> _Exercise aim_: Return the entries in full, exactly as they were written.

***** Records for this exercise *****

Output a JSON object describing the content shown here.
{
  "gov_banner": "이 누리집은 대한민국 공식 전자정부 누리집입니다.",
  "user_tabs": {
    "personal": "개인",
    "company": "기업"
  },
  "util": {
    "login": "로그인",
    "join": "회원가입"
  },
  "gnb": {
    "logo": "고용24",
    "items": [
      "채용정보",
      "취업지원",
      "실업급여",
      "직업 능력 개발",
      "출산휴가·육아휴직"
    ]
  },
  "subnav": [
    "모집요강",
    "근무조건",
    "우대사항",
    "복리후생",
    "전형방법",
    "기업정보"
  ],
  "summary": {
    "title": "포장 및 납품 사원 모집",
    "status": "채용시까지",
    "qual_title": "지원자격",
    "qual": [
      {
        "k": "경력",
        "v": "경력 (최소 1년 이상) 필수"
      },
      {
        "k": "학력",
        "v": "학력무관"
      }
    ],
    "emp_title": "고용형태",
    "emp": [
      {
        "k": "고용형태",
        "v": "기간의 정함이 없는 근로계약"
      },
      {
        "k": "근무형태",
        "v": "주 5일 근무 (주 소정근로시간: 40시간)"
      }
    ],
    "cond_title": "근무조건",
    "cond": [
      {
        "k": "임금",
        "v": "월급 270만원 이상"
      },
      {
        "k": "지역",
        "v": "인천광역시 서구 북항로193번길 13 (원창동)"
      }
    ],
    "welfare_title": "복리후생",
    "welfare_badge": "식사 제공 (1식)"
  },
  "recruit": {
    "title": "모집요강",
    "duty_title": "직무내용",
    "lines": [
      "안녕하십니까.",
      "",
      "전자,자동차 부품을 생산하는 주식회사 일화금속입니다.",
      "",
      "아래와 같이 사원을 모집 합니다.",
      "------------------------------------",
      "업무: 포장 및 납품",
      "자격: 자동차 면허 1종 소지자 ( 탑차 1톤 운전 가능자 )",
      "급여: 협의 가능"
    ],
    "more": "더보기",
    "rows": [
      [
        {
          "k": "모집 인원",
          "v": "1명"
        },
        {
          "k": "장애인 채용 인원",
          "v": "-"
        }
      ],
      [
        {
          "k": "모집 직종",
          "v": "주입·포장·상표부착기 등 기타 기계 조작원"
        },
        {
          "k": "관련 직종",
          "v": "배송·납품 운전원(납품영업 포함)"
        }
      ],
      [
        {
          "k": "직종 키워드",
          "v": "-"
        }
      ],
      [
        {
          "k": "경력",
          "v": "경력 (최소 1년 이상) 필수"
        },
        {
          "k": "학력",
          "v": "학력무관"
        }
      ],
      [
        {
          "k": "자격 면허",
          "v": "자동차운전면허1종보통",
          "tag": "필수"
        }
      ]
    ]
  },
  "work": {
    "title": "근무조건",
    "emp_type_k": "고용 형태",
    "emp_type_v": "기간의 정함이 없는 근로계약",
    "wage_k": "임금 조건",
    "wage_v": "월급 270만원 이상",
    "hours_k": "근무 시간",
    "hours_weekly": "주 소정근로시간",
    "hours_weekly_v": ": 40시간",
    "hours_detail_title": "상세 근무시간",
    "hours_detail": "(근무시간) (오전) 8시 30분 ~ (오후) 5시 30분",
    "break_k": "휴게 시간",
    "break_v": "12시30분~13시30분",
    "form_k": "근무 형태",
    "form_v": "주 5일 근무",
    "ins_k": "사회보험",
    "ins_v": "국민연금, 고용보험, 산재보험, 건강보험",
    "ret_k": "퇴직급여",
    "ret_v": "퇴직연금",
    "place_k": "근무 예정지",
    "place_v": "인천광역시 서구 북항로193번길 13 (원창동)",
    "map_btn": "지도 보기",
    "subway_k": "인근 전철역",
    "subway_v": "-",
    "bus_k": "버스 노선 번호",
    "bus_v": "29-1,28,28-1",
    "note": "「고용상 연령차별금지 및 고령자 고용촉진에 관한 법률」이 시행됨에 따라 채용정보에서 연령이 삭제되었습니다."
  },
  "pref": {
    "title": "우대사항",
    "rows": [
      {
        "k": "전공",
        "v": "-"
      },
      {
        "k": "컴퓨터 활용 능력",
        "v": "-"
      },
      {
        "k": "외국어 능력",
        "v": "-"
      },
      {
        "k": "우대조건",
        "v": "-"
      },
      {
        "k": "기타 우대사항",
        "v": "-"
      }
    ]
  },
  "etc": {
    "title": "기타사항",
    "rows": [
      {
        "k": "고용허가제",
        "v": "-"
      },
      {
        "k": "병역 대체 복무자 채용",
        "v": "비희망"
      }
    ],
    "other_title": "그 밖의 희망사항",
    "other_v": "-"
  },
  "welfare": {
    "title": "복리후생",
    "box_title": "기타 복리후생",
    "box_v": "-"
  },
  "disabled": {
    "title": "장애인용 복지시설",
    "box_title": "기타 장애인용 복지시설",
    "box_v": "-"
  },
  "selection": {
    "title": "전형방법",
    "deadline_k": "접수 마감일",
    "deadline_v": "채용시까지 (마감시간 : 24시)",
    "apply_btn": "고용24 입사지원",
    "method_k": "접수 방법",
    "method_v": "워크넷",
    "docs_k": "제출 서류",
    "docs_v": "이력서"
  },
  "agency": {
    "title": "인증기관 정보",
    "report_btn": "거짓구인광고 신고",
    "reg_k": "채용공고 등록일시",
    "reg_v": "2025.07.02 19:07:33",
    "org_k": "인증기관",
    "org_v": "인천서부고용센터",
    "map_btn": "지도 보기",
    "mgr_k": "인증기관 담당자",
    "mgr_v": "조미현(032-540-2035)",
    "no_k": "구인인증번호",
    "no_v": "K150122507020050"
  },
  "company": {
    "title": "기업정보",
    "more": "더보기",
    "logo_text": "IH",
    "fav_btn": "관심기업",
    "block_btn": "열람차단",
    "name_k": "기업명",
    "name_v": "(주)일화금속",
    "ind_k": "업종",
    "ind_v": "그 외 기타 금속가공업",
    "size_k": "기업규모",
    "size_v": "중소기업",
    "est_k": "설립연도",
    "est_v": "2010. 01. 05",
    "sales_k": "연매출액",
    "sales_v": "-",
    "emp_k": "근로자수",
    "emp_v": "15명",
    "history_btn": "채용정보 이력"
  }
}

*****

> _Result for this exercise_:
Output a JSON object describing the content shown here.
{
  "gov_banner": "이 누리집은 대한민국 공식 전자정부 누리집입니다.",
  "user_tabs": {
    "personal": "개인",
    "company": "기업"
  },
  "util": {
    "login": "로그인",
    "join": "회원가입"
  },
  "gnb": {
    "logo": "고용24",
    "items": [
      "채용정보",
      "취업지원",
      "실업급여",
      "직업 능력 개발",
      "출산휴가·육아휴직"
    ]
  },
  "subnav": [
    "모집요강",
    "근무조건",
    "우대사항",
    "복리후생",
    "전형방법",
    "기업정보"
  ],
  "summary": {
    "title": "포장 및 납품 사원 모집",
    "status": "채용시까지",
    "qual_title": "지원자격",
    "qual": [
      {
        "k": "경력",
        "v": "경력 (최소 1년 이상) 필수"
      },
      {
        "k": "학력",
        "v": "학력무관"
      }
    ],
    "emp_title": "고용형태",
    "emp": [
      {
        "k": "고용형태",
        "v": "기간의 정함이 없는 근로계약"
      },
      {
        "k": "근무형태",
        "v": "주 5일 근무 (주 소정근로시간: 40시간)"
      }
    ],
    "cond_title": "근무조건",
    "cond": [
      {
        "k": "임금",
        "v": "월급 270만원 이상"
      },
      {
        "k": "지역",
        "v": "인천광역시 서구 북항로193번길 13 (원창동)"
      }
    ],
    "welfare_title": "복리후생",
    "welfare_badge": "식사 제공 (1식)"
  },
  "recruit": {
    "title": "모집요강",
    "duty_title": "직무내용",
    "lines": [
      "안녕하십니까.",
      "",
      "전자,자동차 부품을 생산하는 주식회사 일화금속입니다.",
      "",
      "아래와 같이 사원을 모집 합니다.",
      "------------------------------------",
      "업무: 포장 및 납품",
      "자격: 자동차 면허 1종 소지자 ( 탑차 1톤 운전 가능자 )",
      "급여: 협의 가능"
    ],
    "more": "더보기",
    "rows": [
      [
        {
          "k": "모집 인원",
          "v": "1명"
        },
        {
          "k": "장애인 채용 인원",
          "v": "-"
        }
      ],
      [
        {
          "k": "모집 직종",
          "v": "주입·포장·상표부착기 등 기타 기계 조작원"
        },
        {
          "k": "관련 직종",
          "v": "배송·납품 운전원(납품영업 포함)"
        }
      ],
      [
        {
          "k": "직종 키워드",
          "v": "-"
        }
      ],
      [
        {
          "k": "경력",
          "v": "경력 (최소 1년 이상) 필수"
        },
        {
          "k": "학력",
          "v": "학력무관"
        }
      ],
      [
        {
          "k": "자격 면허",
          "v": "자동차운전면허1종보통",
          "tag": "필수"
        }
      ]
    ]
  },
  "work": {
    "title": "근무조건",
    "emp_type_k": "고용 형태",
    "emp_type_v": "기간의 정함이 없는 근로계약",
    "wage_k": "임금 조건",
    "wage_v": "월급 270만원 이상",
    "hours_k": "근무 시간",
    "hours_weekly": "주 소정근로시간",
    "hours_weekly_v": ": 40시간",
    "hours_detail_title": "상세 근무시간",
    "hours_detail": "(근무시간) (오전) 8시 30분 ~ (오후) 5시 30분",
    "break_k": "휴게 시간",
    "break_v": "12시30분~13시30분",
    "form_k": "근무 형태",
    "form_v": "주 5일 근무",
    "ins_k": "사회보험",
    "ins_v": "국민연금, 고용보험, 산재보험, 건강보험",
    "ret_k": "퇴직급여",
    "ret_v": "퇴직연금",
    "place_k": "근무 예정지",
    "place_v": "인천광역시 서구 북항로193번길 13 (원창동)",
    "map_btn": "지도 보기",
    "subway_k": "인근 전철역",
    "subway_v": "-",
    "bus_k": "버스 노선 번호",
    "bus_v": "29-1,28,28-1",
    "note": "「고용상 연령차별금지 및 고령자 고용촉진에 관한 법률」이 시행됨에 따라 채용정보에서 연령이 삭제되었습니다."
  },
  "pref": {
    "title": "우대사항",
    "rows": [
      {
        "k": "전공",
        "v": "-"
      },
      {
        "k": "컴퓨터 활용 능력",
        "v": "-"
      },
      {
        "k": "외국어 능력",
        "v": "-"
      },
      {
        "k": "우대조건",
        "v": "-"
      },
      {
        "k": "기타 우대사항",
        "v": "-"
      }
    ]
  },
  "etc": {
    "title": "기타사항",
    "rows": [
      {
        "k": "고용허가제",
        "v": "-"
      },
      {
        "k": "병역 대체 복무자 채용",
        "v": "비희망"
      }
    ],
    "other_title": "그 밖의 희망사항",
    "other_v": "-"
  },
  "welfare": {
    "title": "복리후생",
    "box_title": "기타 복리후생",
    "box_v": "-"
  },
  "disabled": {
    "title": "장애인용 복지시설",
    "box_title": "기타 장애인용 복지시설",
    "box_v": "-"
  },
  "selection": {
    "title": "전형방법",
    "deadline_k": "접수 마감일",
    "deadline_v": "채용시까지 (마감시간 : 24시)",
    "apply_btn": "고용24 입사지원",
    "method_k": "접수 방법",
    "method_v": "워크넷",
    "docs_k": "제출 서류",
    "docs_v": "이력서"
  },
  "agency": {
    "title": "인증기관 정보",
    "report_btn": "거짓구인광고 신고",
    "reg_k": "채용공고 등록일시",
    "reg_v": "2025.07.02 19:07:33",
    "org_k": "인증기관",
    "org_v": "인천서부고용센터",
    "map_btn": "지도 보기",
    "mgr_k": "인증기관 담당자",
    "mgr_v": "조미현(032-540-2035)",
    "no_k": "구인인증번호",
    "no_v": "K150122507020050"
  },
  "company": {
    "title": "기업정보",
    "more": "더보기",
    "logo_text": "IH",
    "fav_btn": "관심기업",
    "block_btn": "열람차단",
    "name_k": "기업명",
    "name_v": "(주)일화금속",
    "ind_k": "업종",
    "ind_v": "그 외 기타 금속가공업",
    "size_k": "기업규모",
    "size_v": "중소기업",
    "est_k": "설립연도",
    "est_v": "2010. 01. 05",
    "sales_k": "연매출액",
    "sales_v": "-",
    "emp_k": "근로자수",
    "emp_v": "15명",
    "history_btn": "채용정보 이력"
  }
}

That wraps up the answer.